Armed with nearly real-time crime analysis data, police officers are set to take predictive policing to a whole new level in Rialto, Calif.
The Rialto Police Department (RPD) will officially launch CrimeView Dashboard later this month, a crime trends software system from The Omega Group. The technology allows law enforcement officials to more easily identify crime patterns by tapping into detailed analytics. Police resources can then be deployed more efficiently to areas where higher levels of crime are expected.
Predictive policing technology has been used by a variety of law enforcement agencies for years. For example, the Memphis, Tenn., Police Department (MPD) has been using IBM predictive analytics software since 2006. Other cities running similar programs include Chicago and Santa Cruz, Calif.
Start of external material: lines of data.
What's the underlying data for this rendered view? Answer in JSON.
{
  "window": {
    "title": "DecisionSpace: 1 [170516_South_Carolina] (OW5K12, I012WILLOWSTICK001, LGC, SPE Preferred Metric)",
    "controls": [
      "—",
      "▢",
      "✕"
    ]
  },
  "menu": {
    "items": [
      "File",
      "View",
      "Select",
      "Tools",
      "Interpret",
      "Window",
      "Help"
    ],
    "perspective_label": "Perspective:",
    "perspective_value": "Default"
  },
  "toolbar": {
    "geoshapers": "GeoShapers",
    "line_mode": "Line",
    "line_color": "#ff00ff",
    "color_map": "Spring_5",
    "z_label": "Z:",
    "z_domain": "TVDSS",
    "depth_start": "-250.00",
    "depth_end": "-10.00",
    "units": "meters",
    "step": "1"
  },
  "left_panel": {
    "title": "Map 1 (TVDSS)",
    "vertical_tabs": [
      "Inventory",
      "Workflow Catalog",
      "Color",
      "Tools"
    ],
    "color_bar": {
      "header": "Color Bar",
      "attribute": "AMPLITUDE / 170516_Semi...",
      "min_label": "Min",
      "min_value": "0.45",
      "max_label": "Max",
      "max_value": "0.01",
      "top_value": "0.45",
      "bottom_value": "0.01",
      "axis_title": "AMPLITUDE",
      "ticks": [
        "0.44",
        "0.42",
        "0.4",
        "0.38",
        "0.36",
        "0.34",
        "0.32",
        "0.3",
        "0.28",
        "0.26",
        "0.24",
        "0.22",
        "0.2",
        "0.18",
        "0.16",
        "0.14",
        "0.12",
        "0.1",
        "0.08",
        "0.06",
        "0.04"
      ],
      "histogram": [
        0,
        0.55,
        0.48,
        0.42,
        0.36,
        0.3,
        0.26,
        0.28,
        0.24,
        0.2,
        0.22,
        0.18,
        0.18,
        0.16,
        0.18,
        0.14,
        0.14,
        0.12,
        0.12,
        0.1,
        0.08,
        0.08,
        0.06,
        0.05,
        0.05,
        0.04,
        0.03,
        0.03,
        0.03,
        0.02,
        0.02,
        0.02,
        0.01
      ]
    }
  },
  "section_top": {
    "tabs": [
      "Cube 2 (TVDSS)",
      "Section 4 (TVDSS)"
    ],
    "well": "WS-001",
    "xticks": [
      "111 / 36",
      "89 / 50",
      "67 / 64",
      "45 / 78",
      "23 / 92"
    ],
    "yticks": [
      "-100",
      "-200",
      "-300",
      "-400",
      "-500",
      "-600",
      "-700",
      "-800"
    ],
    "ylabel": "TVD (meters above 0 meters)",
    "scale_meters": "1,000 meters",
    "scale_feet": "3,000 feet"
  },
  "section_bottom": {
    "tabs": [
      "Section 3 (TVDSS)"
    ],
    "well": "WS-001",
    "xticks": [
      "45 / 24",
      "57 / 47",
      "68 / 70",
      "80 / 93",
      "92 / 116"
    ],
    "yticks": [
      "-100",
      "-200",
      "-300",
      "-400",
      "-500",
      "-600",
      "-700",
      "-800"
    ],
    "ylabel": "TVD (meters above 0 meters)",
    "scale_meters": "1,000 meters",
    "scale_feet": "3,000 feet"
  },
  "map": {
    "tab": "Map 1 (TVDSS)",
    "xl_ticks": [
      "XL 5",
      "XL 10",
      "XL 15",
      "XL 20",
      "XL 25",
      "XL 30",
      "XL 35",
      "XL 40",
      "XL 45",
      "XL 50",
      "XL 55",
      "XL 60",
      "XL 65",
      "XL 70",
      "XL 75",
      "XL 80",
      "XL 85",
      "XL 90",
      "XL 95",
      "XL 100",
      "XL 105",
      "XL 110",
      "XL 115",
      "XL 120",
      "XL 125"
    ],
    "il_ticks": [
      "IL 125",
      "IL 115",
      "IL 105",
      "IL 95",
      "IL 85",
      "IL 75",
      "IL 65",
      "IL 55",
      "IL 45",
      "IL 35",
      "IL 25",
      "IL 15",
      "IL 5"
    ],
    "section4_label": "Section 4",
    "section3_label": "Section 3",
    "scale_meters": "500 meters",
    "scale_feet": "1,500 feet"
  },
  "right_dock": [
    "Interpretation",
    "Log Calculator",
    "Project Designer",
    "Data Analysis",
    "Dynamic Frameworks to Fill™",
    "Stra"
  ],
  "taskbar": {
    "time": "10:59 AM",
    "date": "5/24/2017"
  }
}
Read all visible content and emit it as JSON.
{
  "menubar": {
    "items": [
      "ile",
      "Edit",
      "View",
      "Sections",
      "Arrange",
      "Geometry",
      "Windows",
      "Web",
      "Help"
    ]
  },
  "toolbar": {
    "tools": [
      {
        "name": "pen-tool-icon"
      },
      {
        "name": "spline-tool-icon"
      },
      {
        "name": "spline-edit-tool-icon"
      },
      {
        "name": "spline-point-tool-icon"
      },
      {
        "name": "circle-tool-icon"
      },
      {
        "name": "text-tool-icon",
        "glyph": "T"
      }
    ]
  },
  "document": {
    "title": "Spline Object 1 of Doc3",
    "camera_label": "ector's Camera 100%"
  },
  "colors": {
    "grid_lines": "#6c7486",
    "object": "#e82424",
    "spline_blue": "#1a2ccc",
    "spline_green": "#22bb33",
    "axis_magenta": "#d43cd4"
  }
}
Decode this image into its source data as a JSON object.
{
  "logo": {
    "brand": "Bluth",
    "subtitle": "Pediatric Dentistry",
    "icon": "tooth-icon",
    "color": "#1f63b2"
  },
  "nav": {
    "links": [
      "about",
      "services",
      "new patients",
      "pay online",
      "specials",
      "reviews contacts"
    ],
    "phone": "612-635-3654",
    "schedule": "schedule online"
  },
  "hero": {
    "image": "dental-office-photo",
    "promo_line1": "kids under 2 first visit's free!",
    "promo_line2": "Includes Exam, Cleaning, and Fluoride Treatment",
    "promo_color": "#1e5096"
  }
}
The Rialto PD’s program incorporates arrest data, incident reports taken by officers and calls for service by citizens. Rialto’s version of CrimeView Dashboard has been tweaked so that officers can view crime data by beat, while others can view a daily recap of activity of date and shift. Users can also look generally at crime trends on a city level.
Jennifer Krutak, crime analyst supervisor with the Rialto Police Department, said the program, at a minimum, will be used during the department’s daily briefings at 6 a.m. and 6 p.m. As officers assemble, a whiteboard will be used to display the analytics, which can then be used to plan out priorities for that particular shift. The system refreshes an hour before each briefing, so information will be presented in almost real time.
Every officer in the department also will be encouraged to use the technology on his or her own.
“Each employee has access to log in and do their own analysis,” Krutak said. “If I’m an officer in the field and working a robbery, I could log in and find out where robberies have been happening in the past two weeks and [whether] there is a correlation.”
Krutak added that the cost of the software was covered by a federal technology grant. Although she didn’t have specific numbers available, the RPD has a contract with The Omega Group for at least four years. The deal covers maintenance and upgrades during that time.
The software was rolled out on a trial basis in December to a variety of department personnel. Supervisors and officers from all divisions gave Krutak a wide variety of feedback, including their preferred ways to view displayed information and other helpful items that ultimately found their way into the final software package.
Some of the additions included narrowing the analysis results by how someone commits a certain crime and having pop-up flags if officers are looking at a repeat offender.
The software is connected to the Rialto Police Department’s computer-aided dispatch (CAD) and records management system. The moment a person’s call to police is complete, the data from that conversation is parsed into customized tables and automatically hits the police department’s server running the CrimeView Dashboard. The new information will be live in the program the hour before the department’s next daily briefing.
Incident reports written by officers are handled in the same manner. The RPD operates on a paperless reporting system, so once an office transmits a report from the field and a sergeant approves it, that data sits on the server. When the information is pulled onto the department’s records management system, it also automatically is made available to CrimeView Dashboard which will pull the data during the system’s next refresh.
While having reliable, up-to-date data will obviously allow for more rigorous and predictive policing and strategy, Krutak said she put a lot of work into making the technology and the interface easy to use — for both experienced users and those officers who are more resistant to advanced computing processes.
“All you have to do is really show them the benefit on how it cuts down their workload time,” Krutak said. “As long as you make it very easy for them where they don’t have to do a whole lot on their own, I think they are more willing to use it.”
Krutak added that CrimeView Dashboard has two-part functionality: In one view, end-users click on a tab that brings up everything they want to see about their specific coverage area. But then there is an analysis mode meant for those officers who are more comfortable creating their own unique queries in the system. This way both tech-savvy users and beginners can get the same results.
Department supervisors were trained on the system last year. All officers from the traffic division, the gang unit, narcotics, detectives and patrol officers will receive similar training. Refresher courses will be offered throughout the remainder of 2012.
Looking ahead, Krutak said the department would like to see more of its intelligence data linked to the system. The software operates on data profiles. The RPD has arrest data, incident reports and citizen calls all connected to the CrimeView Dashboard, so the program can be expanded.
The Rialto Police Department’s gang intelligence data and parolee files are two of the early contenders to be added into the system when funding is available.
“Those are things we’d be looking at in the future because it is a huge benefit on how our intelligence records have a direct correlation with repeat offenders and the hot areas we want to target to keep crime down,” Krutak said.
Brian Heaton was a writer for Government Technology magazine from 2011 to mid-2015.